We all see things a little differently. Wouldn’t it be boring if we didn’t!
I read a blog this morning from Head In Books. She describes the pernicious effect of music and TV on the young minds of children, who learn the words for things before they even know about the things themselves.
But she also writes about the cultural impact of Disney using Beauty And The Beast as her example…
Beauty and the Beast? I’d like it more if it was a prince who had to demonstrate how he learned to value inner beauty by marrying some hideously mutlitated crone who was rendered back to gorgeousness by his true love’s kiss.
This got me thinking about perspectives. I know Beauty And The Beast is about a girl learning that beauty is only skin deep and it’s character that truly matters, but I never really watched it that way. (or read it, of course, long before Disney got it’s glossy hands on it.)
I always saw it as a man who had been a bit of a bastard, realising the mistakes he’d made and, by caring for a girl, loving her he ultimately finds redemption in having that love returned, despite the ugliness of his past.
I think that’s a hugely positive message for boys. You can always change, you can always be better, and that it only takes the heart of one girl to change your life.
I’m much better person than I used to be. I’m not perfect, I’m still working on that, but each day there are lessons that I can apply, that help me improve. And that it doesn’t matter if I messed up before, so long as I learn those lessons and don’t mess up again.
I did a thing as a teenager that I still cringe inside when I think about. I hate that I did it. I’ll never do it again. Only once in the last 30 years has anyone mentioned it, partly because I learned (and partly because to anyone else it was trivial – no one got hurt, it wasn’t “bad”, just cringey).
It’s only from my perspective that what I did was bad. Just as I have a minority perspective on the lessons from Beauty And The Beast. That’s one of the lessons, though. We see things differently, and it’s important to know how.
But I’m a better person for the lessons of my life.
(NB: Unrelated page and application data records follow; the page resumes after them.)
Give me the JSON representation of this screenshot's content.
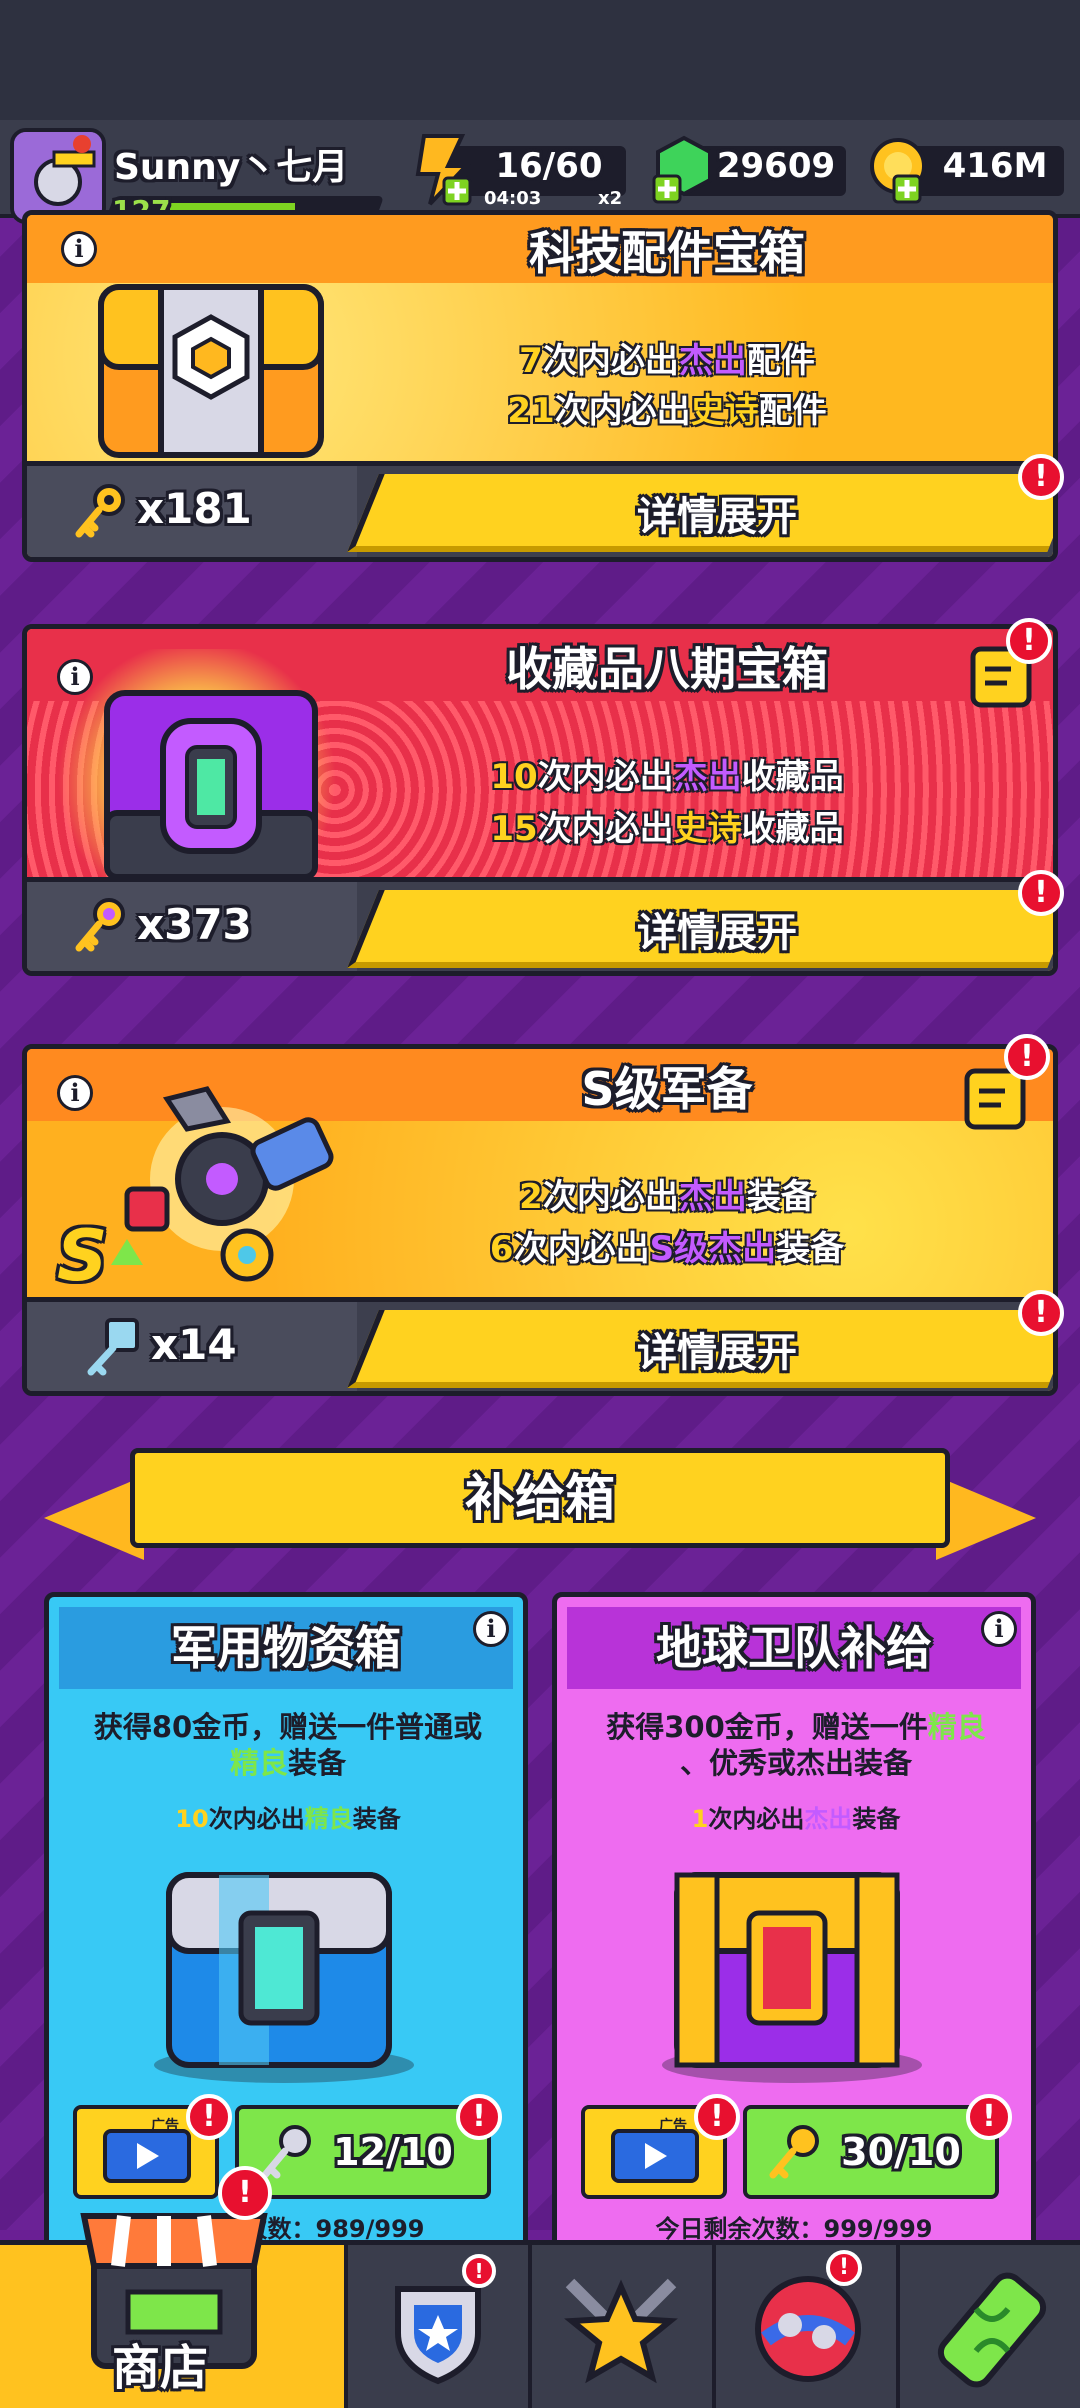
{
  "header": {
    "player_name": "Sunny丶七月",
    "level": "127",
    "level_progress": 0.55,
    "energy": {
      "value": "16/60",
      "timer": "04:03",
      "multiplier": "x2"
    },
    "gems": "29609",
    "coins": "416M"
  },
  "chests": [
    {
      "title": "科技配件宝箱",
      "line1": {
        "n": "7",
        "a": "次内必出",
        "r": "杰出",
        "b": "配件"
      },
      "line2": {
        "n": "21",
        "a": "次内必出",
        "r": "史诗",
        "b": "配件"
      },
      "keys": "x181",
      "detail": "详情展开",
      "badge": "!"
    },
    {
      "title": "收藏品八期宝箱",
      "line1": {
        "n": "10",
        "a": "次内必出",
        "r": "杰出",
        "b": "收藏品"
      },
      "line2": {
        "n": "15",
        "a": "次内必出",
        "r": "史诗",
        "b": "收藏品"
      },
      "keys": "x373",
      "detail": "详情展开",
      "badge": "!"
    },
    {
      "title": "S级军备",
      "line1": {
        "n": "2",
        "a": "次内必出",
        "r": "杰出",
        "b": "装备"
      },
      "line2": {
        "n": "6",
        "a": "次内必出",
        "r": "S级杰出",
        "b": "装备"
      },
      "keys": "x14",
      "detail": "详情展开",
      "badge": "!"
    }
  ],
  "supply": {
    "banner": "补给箱",
    "cards": [
      {
        "title": "军用物资箱",
        "desc_a": "获得80金币，赠送一件普通或",
        "desc_hl": "精良",
        "desc_b": "装备",
        "guar_n": "10",
        "guar_a": "次内必出",
        "guar_r": "精良",
        "guar_b": "装备",
        "ad_label": "广告",
        "keys": "12/10",
        "remain": "今日剩余次数：989/999",
        "colors": {
          "bg": "#38c9f5",
          "title": "#2a9ce0"
        }
      },
      {
        "title": "地球卫队补给",
        "desc_a": "获得300金币，赠送一件",
        "desc_hl": "精良",
        "desc_b": "、优秀或杰出装备",
        "guar_n": "1",
        "guar_a": "次内必出",
        "guar_r": "杰出",
        "guar_b": "装备",
        "ad_label": "广告",
        "keys": "30/10",
        "remain": "今日剩余次数：999/999",
        "colors": {
          "bg": "#ee6cf0",
          "title": "#b833d8"
        }
      }
    ]
  },
  "nav": {
    "shop_label": "商店",
    "tabs": [
      "shop",
      "badge",
      "battle",
      "planet",
      "lab"
    ]
  },
  "icons": [
    "energy-icon",
    "gem-icon",
    "coin-icon",
    "info-icon",
    "key-icon",
    "clipboard-icon",
    "video-ad-icon"
  ],
  "colors": {
    "accent": "#ffd21f",
    "alert": "#e8102f",
    "epic": "#c35bff",
    "fine": "#7ee64a",
    "panel_bg": "#6a1f94"
  }
}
Parts of the beast have been slain. Some parts of the beast remain, but they work for me now.
© Charles Rochester 2015